U.S. oil futures looked to stretch their gains into a fourth straight session on Tuesday, a day after the Organization of the Petroleum Exporting Countries and its allies decided not to accelerate its plan for gradually relaxing production cuts.
Natural-gas futures also rallied, with prices up by more than 7%, on track for the highest finish in nearly 13 years, with U.S. supplies tight ahead of the winter heating season.
West Texas Intermediate crude for November delivery rose $1.57, or 2%, to $79.19 a barrel on the New York Mercantile Exchange after posting the highest finish for a front-month contract since Nov. 11, 2014 on Monday, according to Dow Jones Market Data.
December Brent crude, the global benchmark, was up $1.66, or 2%, at $82.92 a barrel on ICE Futures Europe.

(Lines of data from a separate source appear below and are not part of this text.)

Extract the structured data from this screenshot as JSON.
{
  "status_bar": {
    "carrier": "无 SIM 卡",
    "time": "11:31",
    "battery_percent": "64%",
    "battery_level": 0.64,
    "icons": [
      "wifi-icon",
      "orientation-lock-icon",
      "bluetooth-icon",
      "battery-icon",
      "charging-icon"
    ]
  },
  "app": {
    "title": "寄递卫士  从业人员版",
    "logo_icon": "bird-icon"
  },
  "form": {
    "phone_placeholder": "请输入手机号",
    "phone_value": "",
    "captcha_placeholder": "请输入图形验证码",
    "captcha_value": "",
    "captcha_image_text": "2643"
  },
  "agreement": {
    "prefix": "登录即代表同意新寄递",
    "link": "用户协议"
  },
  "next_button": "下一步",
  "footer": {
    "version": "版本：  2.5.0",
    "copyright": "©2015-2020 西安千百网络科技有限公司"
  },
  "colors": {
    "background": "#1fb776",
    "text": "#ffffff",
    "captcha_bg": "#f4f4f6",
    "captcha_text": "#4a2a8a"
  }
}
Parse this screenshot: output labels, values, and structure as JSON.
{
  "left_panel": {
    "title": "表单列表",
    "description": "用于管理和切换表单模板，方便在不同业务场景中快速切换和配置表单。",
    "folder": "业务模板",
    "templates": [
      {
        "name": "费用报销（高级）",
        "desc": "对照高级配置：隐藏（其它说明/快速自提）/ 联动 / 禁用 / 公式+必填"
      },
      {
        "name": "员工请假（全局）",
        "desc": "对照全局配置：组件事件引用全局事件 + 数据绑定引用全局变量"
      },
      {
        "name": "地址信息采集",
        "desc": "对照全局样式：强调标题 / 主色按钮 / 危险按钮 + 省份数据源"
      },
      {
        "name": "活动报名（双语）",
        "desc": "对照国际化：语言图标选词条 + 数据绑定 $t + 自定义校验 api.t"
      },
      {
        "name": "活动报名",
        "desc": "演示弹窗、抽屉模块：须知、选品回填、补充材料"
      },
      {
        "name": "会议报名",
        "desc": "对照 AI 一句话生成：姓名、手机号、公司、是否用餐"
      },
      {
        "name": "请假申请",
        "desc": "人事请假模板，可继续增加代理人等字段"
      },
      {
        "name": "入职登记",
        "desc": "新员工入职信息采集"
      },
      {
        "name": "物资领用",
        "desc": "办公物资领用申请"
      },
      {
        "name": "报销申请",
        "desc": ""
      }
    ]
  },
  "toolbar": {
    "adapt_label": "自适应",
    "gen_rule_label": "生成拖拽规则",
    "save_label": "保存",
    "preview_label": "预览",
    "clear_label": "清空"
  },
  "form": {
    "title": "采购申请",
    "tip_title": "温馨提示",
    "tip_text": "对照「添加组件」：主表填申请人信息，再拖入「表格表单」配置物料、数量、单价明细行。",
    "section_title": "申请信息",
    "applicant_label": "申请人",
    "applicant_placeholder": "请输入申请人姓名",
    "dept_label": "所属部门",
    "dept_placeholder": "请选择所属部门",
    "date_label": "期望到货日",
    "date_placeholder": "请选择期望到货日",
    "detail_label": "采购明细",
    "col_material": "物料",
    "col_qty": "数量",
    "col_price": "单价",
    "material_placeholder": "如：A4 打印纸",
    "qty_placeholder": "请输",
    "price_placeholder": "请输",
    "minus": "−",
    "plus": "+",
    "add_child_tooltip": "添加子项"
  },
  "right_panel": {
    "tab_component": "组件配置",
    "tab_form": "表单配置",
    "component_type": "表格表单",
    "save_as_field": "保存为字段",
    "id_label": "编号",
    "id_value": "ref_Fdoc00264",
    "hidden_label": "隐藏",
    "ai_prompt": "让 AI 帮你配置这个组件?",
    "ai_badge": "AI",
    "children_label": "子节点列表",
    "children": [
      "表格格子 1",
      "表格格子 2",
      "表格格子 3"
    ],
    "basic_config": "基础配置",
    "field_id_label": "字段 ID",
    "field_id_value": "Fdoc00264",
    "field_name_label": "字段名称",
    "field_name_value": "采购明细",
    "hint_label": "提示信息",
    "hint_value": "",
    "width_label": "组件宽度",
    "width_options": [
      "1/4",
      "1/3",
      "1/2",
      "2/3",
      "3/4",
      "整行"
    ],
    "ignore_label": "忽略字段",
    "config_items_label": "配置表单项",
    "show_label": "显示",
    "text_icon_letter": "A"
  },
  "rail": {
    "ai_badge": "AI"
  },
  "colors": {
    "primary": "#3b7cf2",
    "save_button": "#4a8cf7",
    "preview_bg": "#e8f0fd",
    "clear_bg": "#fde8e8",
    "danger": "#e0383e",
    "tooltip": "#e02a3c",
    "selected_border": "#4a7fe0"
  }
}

Brent on Monday posted its highest close since Oct. 16, 2018.
Crude futures jumped Monday after OPEC+ affirmed its plan to raise output by 400,000 barrels a day in November, in keeping with a plan agreed in July to increase production by that amount in monthly increments until existing output curbs imposed during the pandemic are fully reversed.
“In view of the significantly higher price level and the tight market situation, several market participants had been hoping for a more pronounced expansion of supply,” said Carsten Fritsch, commodity analyst at Commerzbank, in a note.
“Even after the production hike that has been decided, the oil market is likely to show a sizable supply deficit in the fourth quarter because oil demand is considerably more robust than anticipated,” he said.
Analysts said momentum could continue to take crude prices higher in the near term.
“Oil prices have risen almost uninterruptedly over the past seven weeks, adding more than 25% over that period. That does not mean that the potential of the rally has been exhausted,” with much of the rise marking a recovery from a deep correction, said Alex Kuptsikevich, senior market analyst at FxPro, in emailed comments.
“Oil has lagged noticeably behind [natural] gas and coal in its momentum and potentially has significant upside potential,” he said.
Meanwhile, natural-gas futures saw its November contract up by 42.1 cents, or 7.3%, to $6.187 per million British thermal units. Front-month prices headed for the highest settlement since December 2008.
Prices got a boost from forecasts for colder weather later in the in the week across much of the country, analysts at Sevens Report Research wrote in Tuesday’s newsletter. “Weather remains the key variable for natural gas going forward, and if there is an early start to winter cold weather, the rally in [natural gas] will continue.”
Energy traders also awaited a weekly update on U.S. petroleum supplies from the Energy Information Administration due out Wednesday.
On average, analysts forecast a climb of 200,000 barrels in domestic crude supplies for the week ended Oct. 1, according to a survey conducted by S&P Global Platts. They are expect to see inventory declines of 700,000 for gasoline and 1.7 million barrels for distillates.
On Nymex Tuesday, November gasoline tacked on 2.4% to $2.364 a gallon and November heating oil added 2.4% to $2.494 a gallon.